The crops in are fair to excellent condition. Corn is only about 10% pollinated in this region, noticeably later than corn in the southern half of the county. Some late-season nitrogen applications were made to corns fields (Figure 15). For the Soybean Management Field Days location south of Snyder, soybean were setting pods, R3, and corn was just starting to silk, R1. Crop water use from July 7 to July 14 was 1.21” corn and 1.20” for soybeans. As of July 16th, soil watermark sensors (Figure 16) showed a 0.7, 0.4, and 0.2 inch depletion from field capacity for the 1, 2, and 3 ft depth, respectively. Considering the time it takes for irrigation preparation and to irrigate the entire field, irrigation should be started when soils reach 65% percent of field capacity or 35% depletion to avoid crop stress. We have not reached this trigger point for irrigation yet at this location for soybeans.
I have noticed some significant potato leaf hopper injury to alfalfa stands (Figure 17). Potato leafhoppers have the potential to cause economic injury every year in Nebraska usually to second and third cuttings. The 1/8 inch long, bright green, wedge-shaped insect cause’s injury by injecting a toxin into the plant as they feed. Treatment decisions are based on the numbers captured by a sweep net and you do not need very many to cause a problem. Early second cutting can be the best management option. For more information on potato leafhopper treatments click here.
North-central Sand Dunes/Cuming Creek (North of Scribner by Lone Tree and Dead Timber)
The crops are in poor to fair condition in this area. Sulfur deficiency in corn was visible in some portions of fields in this region. Interveinal chlorosis of the upper corn leaves (Figure 18) occurs since sulfur is not very mobile in the plant (bottom part of plant is more green), unlike nitrogen that plants re-mobilize from lower leaves to the upper leaves (bottom part of plant yellow if nitrogen). Late-season applications of sulfur may still be a viable option.

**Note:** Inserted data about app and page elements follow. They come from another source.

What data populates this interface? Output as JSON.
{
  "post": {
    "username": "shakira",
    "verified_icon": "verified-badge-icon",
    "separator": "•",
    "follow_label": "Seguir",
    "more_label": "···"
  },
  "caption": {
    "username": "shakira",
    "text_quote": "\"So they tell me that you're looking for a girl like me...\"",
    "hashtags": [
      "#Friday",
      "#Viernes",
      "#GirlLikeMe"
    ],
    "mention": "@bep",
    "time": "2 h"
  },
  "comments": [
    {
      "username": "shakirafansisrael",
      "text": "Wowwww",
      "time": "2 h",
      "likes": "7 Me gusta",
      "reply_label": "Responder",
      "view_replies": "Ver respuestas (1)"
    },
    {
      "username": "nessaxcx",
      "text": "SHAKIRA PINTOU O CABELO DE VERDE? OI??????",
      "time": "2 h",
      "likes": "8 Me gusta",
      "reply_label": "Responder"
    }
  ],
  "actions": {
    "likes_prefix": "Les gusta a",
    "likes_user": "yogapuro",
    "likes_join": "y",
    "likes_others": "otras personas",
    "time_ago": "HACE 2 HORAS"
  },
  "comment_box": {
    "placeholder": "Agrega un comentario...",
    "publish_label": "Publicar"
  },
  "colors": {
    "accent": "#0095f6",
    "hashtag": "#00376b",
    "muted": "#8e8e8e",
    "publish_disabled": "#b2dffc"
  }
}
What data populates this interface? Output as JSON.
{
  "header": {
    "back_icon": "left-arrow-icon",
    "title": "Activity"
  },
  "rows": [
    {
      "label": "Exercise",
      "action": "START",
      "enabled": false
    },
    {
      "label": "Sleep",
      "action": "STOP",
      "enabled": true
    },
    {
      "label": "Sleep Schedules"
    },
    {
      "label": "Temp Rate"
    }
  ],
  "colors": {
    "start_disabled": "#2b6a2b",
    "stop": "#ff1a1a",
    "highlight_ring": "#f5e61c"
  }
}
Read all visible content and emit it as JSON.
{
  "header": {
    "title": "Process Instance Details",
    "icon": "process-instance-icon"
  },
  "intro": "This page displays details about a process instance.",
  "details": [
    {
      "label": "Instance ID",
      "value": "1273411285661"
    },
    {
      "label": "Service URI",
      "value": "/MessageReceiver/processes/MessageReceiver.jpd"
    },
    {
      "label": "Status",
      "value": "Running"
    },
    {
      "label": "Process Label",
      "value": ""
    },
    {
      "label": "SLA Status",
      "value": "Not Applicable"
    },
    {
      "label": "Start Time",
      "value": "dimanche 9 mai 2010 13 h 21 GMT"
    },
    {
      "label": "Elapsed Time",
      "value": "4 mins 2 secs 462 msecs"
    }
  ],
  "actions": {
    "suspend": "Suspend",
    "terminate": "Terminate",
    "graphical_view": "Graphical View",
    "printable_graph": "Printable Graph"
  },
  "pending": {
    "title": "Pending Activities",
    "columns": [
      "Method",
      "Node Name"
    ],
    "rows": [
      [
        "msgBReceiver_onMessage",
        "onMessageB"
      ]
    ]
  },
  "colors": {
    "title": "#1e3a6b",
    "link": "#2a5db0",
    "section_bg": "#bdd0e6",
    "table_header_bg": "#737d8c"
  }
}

If you are interested in conducting on-farm research (did it work and did I make money?) related to sulfur fertilization for corn, please contact me.
Northeast Rolling Hills/Logan and Clark Creek (Uehling)
Overall, crop conditions were very poor to fair. Replanted corn has reached the V9 growth stage (Figure 19) and soybeans the V4 growth stage. Late-emerging waterhemp has become a problem in some fields (Figure 20). A herbicide program to address added waterhemp pressure next year will be needed. There are several post-emergence herbicide options that provide residual control in soybeans (Figure 21). The cool weather is not ideal for replanted corn. However, on Monday we were slightly ahead on growing degree days since May 1. The new U2U corn growing degree day tool can be used to track heat units for your area on replanted corn compared to average and recent years.
Agronomic matters for this next week
- Scout corn for leaf fungal diseases to assess need for fungicide applications. Contact your seed rep to make a list of which hybrids are more susceptible and may benefit most for foliar fungicides.
- Potato leafhopper scouting and early cutting decision.
- Monitor or assess soil moisture prior to irrigation with soil probe or read soil moisture sensors.
Check in next week for the July 21th crop report for Dodge County.